** Supplied entries follows **

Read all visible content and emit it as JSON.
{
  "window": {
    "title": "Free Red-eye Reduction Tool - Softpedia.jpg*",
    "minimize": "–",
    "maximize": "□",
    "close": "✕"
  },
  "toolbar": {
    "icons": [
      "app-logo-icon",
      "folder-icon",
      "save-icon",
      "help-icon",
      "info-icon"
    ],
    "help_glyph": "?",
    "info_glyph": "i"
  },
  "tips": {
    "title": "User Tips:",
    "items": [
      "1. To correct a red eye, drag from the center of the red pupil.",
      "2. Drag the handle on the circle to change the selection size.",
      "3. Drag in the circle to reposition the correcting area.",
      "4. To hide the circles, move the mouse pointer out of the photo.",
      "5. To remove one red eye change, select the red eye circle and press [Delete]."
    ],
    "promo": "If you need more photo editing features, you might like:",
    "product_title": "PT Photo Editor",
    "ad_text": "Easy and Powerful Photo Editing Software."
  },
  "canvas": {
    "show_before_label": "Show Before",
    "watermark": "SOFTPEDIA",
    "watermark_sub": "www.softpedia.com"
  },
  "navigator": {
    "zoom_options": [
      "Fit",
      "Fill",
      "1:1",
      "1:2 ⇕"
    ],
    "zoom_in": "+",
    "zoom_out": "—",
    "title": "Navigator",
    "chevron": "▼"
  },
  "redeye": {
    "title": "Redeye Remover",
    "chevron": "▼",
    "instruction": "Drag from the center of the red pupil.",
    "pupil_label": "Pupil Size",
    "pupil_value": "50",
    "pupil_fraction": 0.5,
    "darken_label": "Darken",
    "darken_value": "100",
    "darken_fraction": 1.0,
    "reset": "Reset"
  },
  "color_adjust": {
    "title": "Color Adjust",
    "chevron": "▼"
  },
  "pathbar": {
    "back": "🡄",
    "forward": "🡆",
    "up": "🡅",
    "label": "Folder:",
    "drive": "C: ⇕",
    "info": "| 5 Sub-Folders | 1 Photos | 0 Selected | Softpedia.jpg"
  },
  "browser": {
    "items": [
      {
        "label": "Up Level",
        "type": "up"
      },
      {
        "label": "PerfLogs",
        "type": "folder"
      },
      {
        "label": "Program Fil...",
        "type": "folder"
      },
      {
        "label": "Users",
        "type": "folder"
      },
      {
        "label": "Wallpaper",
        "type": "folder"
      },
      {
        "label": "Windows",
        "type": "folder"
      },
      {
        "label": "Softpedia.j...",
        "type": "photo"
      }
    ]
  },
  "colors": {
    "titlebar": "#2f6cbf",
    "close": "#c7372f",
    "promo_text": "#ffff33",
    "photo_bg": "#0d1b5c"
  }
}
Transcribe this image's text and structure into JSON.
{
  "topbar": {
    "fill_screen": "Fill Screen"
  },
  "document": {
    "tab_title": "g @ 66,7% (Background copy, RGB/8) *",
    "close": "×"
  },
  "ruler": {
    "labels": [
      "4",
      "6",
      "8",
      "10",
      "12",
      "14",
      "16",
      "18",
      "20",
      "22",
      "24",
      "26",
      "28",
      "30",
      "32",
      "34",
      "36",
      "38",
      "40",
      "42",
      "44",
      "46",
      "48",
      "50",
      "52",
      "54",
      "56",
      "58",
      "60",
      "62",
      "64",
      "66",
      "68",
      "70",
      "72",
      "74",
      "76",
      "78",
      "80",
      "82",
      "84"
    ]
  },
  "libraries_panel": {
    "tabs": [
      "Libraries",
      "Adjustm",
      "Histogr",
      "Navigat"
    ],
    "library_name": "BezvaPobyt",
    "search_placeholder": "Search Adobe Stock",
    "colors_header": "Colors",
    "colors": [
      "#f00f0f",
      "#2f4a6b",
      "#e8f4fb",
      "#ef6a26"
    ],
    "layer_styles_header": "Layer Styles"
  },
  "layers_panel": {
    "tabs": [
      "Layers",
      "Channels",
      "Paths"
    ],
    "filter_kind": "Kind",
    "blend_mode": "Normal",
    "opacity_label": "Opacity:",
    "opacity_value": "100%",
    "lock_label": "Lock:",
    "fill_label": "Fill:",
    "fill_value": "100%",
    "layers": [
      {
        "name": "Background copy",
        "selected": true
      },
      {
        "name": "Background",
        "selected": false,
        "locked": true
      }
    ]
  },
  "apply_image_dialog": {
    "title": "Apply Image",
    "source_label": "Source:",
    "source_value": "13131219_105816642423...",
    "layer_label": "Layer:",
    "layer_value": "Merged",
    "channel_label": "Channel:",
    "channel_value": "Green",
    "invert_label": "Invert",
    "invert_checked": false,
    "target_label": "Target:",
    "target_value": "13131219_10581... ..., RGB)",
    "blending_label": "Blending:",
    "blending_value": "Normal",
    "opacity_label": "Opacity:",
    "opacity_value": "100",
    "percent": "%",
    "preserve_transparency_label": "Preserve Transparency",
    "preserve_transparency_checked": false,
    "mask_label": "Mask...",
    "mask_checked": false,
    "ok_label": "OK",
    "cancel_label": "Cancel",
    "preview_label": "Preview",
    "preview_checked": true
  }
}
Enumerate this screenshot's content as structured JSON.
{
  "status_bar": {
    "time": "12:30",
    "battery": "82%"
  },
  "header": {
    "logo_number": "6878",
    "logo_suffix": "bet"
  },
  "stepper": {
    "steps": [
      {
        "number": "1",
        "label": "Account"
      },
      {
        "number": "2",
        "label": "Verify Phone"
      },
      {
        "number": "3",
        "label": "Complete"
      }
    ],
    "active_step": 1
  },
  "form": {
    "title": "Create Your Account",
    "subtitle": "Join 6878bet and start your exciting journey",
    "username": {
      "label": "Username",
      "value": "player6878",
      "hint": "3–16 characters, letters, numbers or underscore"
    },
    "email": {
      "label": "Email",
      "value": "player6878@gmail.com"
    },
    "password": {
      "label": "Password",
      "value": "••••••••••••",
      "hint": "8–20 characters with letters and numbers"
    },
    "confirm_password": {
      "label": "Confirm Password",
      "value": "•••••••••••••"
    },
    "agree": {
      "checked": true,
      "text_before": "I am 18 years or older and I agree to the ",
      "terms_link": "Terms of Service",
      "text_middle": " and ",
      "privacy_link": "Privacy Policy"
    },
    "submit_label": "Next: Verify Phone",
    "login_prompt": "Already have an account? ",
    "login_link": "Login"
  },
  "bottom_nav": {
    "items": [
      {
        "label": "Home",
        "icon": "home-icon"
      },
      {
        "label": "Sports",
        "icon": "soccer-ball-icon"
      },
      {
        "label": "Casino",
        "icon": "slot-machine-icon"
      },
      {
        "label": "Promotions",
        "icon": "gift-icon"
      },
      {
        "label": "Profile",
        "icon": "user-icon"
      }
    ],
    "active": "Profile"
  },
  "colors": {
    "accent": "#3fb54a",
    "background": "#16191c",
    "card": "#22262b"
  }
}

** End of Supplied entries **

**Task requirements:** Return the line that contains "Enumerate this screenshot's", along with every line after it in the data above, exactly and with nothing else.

**Answer area:**
Enumerate this screenshot's content as structured JSON.
{
  "status_bar": {
    "time": "12:30",
    "battery": "82%"
  },
  "header": {
    "logo_number": "6878",
    "logo_suffix": "bet"
  },
  "stepper": {
    "steps": [
      {
        "number": "1",
        "label": "Account"
      },
      {
        "number": "2",
        "label": "Verify Phone"
      },
      {
        "number": "3",
        "label": "Complete"
      }
    ],
    "active_step": 1
  },
  "form": {
    "title": "Create Your Account",
    "subtitle": "Join 6878bet and start your exciting journey",
    "username": {
      "label": "Username",
      "value": "player6878",
      "hint": "3–16 characters, letters, numbers or underscore"
    },
    "email": {
      "label": "Email",
      "value": "player6878@gmail.com"
    },
    "password": {
      "label": "Password",
      "value": "••••••••••••",
      "hint": "8–20 characters with letters and numbers"
    },
    "confirm_password": {
      "label": "Confirm Password",
      "value": "•••••••••••••"
    },
    "agree": {
      "checked": true,
      "text_before": "I am 18 years or older and I agree to the ",
      "terms_link": "Terms of Service",
      "text_middle": " and ",
      "privacy_link": "Privacy Policy"
    },
    "submit_label": "Next: Verify Phone",
    "login_prompt": "Already have an account? ",
    "login_link": "Login"
  },
  "bottom_nav": {
    "items": [
      {
        "label": "Home",
        "icon": "home-icon"
      },
      {
        "label": "Sports",
        "icon": "soccer-ball-icon"
      },
      {
        "label": "Casino",
        "icon": "slot-machine-icon"
      },
      {
        "label": "Promotions",
        "icon": "gift-icon"
      },
      {
        "label": "Profile",
        "icon": "user-icon"
      }
    ],
    "active": "Profile"
  },
  "colors": {
    "accent": "#3fb54a",
    "background": "#16191c",
    "card": "#22262b"
  }
}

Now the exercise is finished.